**WHAT THE EXERCISE ASKS:**
Every record must be copied out exactly.

**DATA UNDER STUDY:**

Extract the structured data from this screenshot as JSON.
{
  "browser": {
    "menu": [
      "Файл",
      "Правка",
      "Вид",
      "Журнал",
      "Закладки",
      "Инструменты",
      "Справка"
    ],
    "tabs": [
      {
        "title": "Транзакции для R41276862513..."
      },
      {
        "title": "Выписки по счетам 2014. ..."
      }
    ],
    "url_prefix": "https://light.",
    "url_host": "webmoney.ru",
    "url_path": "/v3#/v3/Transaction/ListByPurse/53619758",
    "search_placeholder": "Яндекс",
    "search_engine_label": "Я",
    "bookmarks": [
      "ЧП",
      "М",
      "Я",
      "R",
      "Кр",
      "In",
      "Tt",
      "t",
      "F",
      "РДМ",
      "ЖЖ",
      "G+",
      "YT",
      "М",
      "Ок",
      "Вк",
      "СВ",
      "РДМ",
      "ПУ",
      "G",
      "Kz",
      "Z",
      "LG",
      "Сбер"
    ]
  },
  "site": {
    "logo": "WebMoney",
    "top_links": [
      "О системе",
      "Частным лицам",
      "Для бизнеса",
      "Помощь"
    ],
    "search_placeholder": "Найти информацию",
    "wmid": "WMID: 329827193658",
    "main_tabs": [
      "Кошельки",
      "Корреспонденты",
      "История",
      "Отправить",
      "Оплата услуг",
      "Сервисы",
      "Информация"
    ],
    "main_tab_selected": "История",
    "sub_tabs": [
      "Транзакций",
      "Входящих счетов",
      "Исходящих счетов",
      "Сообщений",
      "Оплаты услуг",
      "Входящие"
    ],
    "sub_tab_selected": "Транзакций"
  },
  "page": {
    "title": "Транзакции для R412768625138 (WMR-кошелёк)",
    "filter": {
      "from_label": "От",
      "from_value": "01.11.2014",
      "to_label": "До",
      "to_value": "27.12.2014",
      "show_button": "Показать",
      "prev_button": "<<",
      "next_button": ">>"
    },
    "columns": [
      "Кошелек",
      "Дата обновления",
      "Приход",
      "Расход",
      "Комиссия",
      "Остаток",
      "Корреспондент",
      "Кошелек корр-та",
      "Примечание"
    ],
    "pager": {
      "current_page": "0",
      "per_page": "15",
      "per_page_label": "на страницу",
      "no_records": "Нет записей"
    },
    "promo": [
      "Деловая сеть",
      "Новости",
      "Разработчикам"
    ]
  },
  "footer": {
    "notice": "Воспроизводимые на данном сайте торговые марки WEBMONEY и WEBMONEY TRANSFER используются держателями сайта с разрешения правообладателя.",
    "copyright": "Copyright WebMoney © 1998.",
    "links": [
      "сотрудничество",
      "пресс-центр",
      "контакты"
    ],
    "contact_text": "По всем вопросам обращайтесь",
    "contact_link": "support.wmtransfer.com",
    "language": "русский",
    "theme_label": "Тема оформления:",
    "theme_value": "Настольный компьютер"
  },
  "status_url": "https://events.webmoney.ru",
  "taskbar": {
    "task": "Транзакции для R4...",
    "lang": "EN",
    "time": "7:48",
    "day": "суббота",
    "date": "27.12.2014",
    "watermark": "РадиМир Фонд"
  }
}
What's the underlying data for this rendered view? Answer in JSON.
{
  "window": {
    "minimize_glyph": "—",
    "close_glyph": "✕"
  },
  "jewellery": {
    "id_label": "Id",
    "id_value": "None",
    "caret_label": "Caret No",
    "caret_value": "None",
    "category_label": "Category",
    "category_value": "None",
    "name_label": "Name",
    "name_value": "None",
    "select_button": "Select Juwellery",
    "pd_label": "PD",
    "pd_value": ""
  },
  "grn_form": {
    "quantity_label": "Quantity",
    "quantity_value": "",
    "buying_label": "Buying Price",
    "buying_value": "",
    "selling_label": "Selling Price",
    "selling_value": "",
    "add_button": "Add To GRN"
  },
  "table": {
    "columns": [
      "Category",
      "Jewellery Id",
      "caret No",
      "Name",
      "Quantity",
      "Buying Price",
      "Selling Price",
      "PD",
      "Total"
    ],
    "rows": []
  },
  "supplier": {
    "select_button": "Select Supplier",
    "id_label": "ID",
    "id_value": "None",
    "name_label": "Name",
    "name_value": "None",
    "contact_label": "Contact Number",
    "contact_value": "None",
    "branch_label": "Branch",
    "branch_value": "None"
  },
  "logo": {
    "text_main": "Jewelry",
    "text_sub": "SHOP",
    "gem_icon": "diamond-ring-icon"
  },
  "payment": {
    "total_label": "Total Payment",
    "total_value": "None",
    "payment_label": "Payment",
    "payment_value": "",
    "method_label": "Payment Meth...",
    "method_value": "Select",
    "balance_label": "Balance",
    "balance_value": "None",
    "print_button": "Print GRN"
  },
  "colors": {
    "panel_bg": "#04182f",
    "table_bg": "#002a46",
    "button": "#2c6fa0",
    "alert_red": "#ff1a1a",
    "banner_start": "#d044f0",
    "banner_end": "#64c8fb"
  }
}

**TASK SOLUTION:**
Extract the structured data from this screenshot as JSON.
{
  "browser": {
    "menu": [
      "Файл",
      "Правка",
      "Вид",
      "Журнал",
      "Закладки",
      "Инструменты",
      "Справка"
    ],
    "tabs": [
      {
        "title": "Транзакции для R41276862513..."
      },
      {
        "title": "Выписки по счетам 2014. ..."
      }
    ],
    "url_prefix": "https://light.",
    "url_host": "webmoney.ru",
    "url_path": "/v3#/v3/Transaction/ListByPurse/53619758",
    "search_placeholder": "Яндекс",
    "search_engine_label": "Я",
    "bookmarks": [
      "ЧП",
      "М",
      "Я",
      "R",
      "Кр",
      "In",
      "Tt",
      "t",
      "F",
      "РДМ",
      "ЖЖ",
      "G+",
      "YT",
      "М",
      "Ок",
      "Вк",
      "СВ",
      "РДМ",
      "ПУ",
      "G",
      "Kz",
      "Z",
      "LG",
      "Сбер"
    ]
  },
  "site": {
    "logo": "WebMoney",
    "top_links": [
      "О системе",
      "Частным лицам",
      "Для бизнеса",
      "Помощь"
    ],
    "search_placeholder": "Найти информацию",
    "wmid": "WMID: 329827193658",
    "main_tabs": [
      "Кошельки",
      "Корреспонденты",
      "История",
      "Отправить",
      "Оплата услуг",
      "Сервисы",
      "Информация"
    ],
    "main_tab_selected": "История",
    "sub_tabs": [
      "Транзакций",
      "Входящих счетов",
      "Исходящих счетов",
      "Сообщений",
      "Оплаты услуг",
      "Входящие"
    ],
    "sub_tab_selected": "Транзакций"
  },
  "page": {
    "title": "Транзакции для R412768625138 (WMR-кошелёк)",
    "filter": {
      "from_label": "От",
      "from_value": "01.11.2014",
      "to_label": "До",
      "to_value": "27.12.2014",
      "show_button": "Показать",
      "prev_button": "<<",
      "next_button": ">>"
    },
    "columns": [
      "Кошелек",
      "Дата обновления",
      "Приход",
      "Расход",
      "Комиссия",
      "Остаток",
      "Корреспондент",
      "Кошелек корр-та",
      "Примечание"
    ],
    "pager": {
      "current_page": "0",
      "per_page": "15",
      "per_page_label": "на страницу",
      "no_records": "Нет записей"
    },
    "promo": [
      "Деловая сеть",
      "Новости",
      "Разработчикам"
    ]
  },
  "footer": {
    "notice": "Воспроизводимые на данном сайте торговые марки WEBMONEY и WEBMONEY TRANSFER используются держателями сайта с разрешения правообладателя.",
    "copyright": "Copyright WebMoney © 1998.",
    "links": [
      "сотрудничество",
      "пресс-центр",
      "контакты"
    ],
    "contact_text": "По всем вопросам обращайтесь",
    "contact_link": "support.wmtransfer.com",
    "language": "русский",
    "theme_label": "Тема оформления:",
    "theme_value": "Настольный компьютер"
  },
  "status_url": "https://events.webmoney.ru",
  "taskbar": {
    "task": "Транзакции для R4...",
    "lang": "EN",
    "time": "7:48",
    "day": "суббота",
    "date": "27.12.2014",
    "watermark": "РадиМир Фонд"
  }
}
What's the underlying data for this rendered view? Answer in JSON.
{
  "window": {
    "minimize_glyph": "—",
    "close_glyph": "✕"
  },
  "jewellery": {
    "id_label": "Id",
    "id_value": "None",
    "caret_label": "Caret No",
    "caret_value": "None",
    "category_label": "Category",
    "category_value": "None",
    "name_label": "Name",
    "name_value": "None",
    "select_button": "Select Juwellery",
    "pd_label": "PD",
    "pd_value": ""
  },
  "grn_form": {
    "quantity_label": "Quantity",
    "quantity_value": "",
    "buying_label": "Buying Price",
    "buying_value": "",
    "selling_label": "Selling Price",
    "selling_value": "",
    "add_button": "Add To GRN"
  },
  "table": {
    "columns": [
      "Category",
      "Jewellery Id",
      "caret No",
      "Name",
      "Quantity",
      "Buying Price",
      "Selling Price",
      "PD",
      "Total"
    ],
    "rows": []
  },
  "supplier": {
    "select_button": "Select Supplier",
    "id_label": "ID",
    "id_value": "None",
    "name_label": "Name",
    "name_value": "None",
    "contact_label": "Contact Number",
    "contact_value": "None",
    "branch_label": "Branch",
    "branch_value": "None"
  },
  "logo": {
    "text_main": "Jewelry",
    "text_sub": "SHOP",
    "gem_icon": "diamond-ring-icon"
  },
  "payment": {
    "total_label": "Total Payment",
    "total_value": "None",
    "payment_label": "Payment",
    "payment_value": "",
    "method_label": "Payment Meth...",
    "method_value": "Select",
    "balance_label": "Balance",
    "balance_value": "None",
    "print_button": "Print GRN"
  },
  "colors": {
    "panel_bg": "#04182f",
    "table_bg": "#002a46",
    "button": "#2c6fa0",
    "alert_red": "#ff1a1a",
    "banner_start": "#d044f0",
    "banner_end": "#64c8fb"
  }
}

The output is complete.